An internal investigation, which Chief Executive Maria das Graças Foster kicked off as federal prosecutors found evidence of a criminal scheme operating within the company for years, should lead to asset writedowns ranging from 5 billion reais to 21 billion reais, Montanari said.
He added a dividend cut could have an impact on the company’s common shares PETR3.SA.
The report underscores the headwinds facing Petrobras, which once was the crown jewel of Brazil’s economy but in recent years became a symbol of the country’s fall from grace. Preferred shares of Petrobras PETR4.SA rose for the first day in five on Wednesday, advancing 1.5 percent to 12.66 reais.
Petrobras delayed the release of third-quarter results last week on accusations that the company systematically overpaid for assets and work by contractors.

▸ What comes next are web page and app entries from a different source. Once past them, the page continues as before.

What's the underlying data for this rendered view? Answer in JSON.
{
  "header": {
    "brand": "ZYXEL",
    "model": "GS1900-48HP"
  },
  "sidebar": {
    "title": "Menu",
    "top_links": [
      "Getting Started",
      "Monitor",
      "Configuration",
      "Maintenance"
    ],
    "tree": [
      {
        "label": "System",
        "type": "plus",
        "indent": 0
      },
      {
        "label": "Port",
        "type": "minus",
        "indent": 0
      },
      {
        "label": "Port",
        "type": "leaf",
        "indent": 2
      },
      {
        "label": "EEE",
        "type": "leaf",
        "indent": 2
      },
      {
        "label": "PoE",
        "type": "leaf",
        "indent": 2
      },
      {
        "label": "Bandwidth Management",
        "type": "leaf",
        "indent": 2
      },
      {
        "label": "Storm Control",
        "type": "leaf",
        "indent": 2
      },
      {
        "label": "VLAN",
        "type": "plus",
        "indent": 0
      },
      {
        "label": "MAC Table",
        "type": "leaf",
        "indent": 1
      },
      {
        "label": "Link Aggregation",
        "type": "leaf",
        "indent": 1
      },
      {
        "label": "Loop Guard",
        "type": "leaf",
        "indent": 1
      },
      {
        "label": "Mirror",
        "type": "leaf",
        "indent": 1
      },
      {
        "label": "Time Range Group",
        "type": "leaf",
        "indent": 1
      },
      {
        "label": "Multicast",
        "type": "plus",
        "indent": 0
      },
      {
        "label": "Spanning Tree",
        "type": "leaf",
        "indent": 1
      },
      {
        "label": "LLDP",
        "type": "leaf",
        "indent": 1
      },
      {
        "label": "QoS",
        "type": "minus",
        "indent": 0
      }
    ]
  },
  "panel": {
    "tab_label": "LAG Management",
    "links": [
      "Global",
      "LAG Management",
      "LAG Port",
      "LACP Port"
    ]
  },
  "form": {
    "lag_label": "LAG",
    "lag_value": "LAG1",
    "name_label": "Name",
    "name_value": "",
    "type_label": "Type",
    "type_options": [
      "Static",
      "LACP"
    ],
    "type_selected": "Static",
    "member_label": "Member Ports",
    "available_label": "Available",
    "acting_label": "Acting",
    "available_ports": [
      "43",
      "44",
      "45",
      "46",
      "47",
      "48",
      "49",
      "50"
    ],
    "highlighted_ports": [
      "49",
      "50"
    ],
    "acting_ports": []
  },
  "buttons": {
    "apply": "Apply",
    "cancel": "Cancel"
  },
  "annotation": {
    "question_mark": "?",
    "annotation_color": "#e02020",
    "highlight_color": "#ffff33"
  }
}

The excess funds might have been funneled to political parties including President Dilma Rousseff’s ruling Workers’ Party, prosecutors said.
If federal and company probes extend for longer than expected and further evidence of wrongdoing is presented, Petrobras could face restricted access to funding that could force the company to ramp up debt or look for an equity issuance, the note added.
“We believe that while investigations are ongoing, the company might face difficulties - and higher costs - in its traditional early-year debt issuance,” the note said. “In addition, if there is a material delay in the release of annual audited financials, the company would be at risk of outstanding bonds acceleration.”
In that case, a solution could be a share offering that “could be very dilutive,” Montanari noted.
Investors in Petrobras are increasingly concerned that the world’s most-indebted major oil company may technically slip into default on about $12 billion worth of global bonds if it fails to report unaudited earnings by year-end.
($1 = 2.5821 Brazilian reais)
Editing by W Simon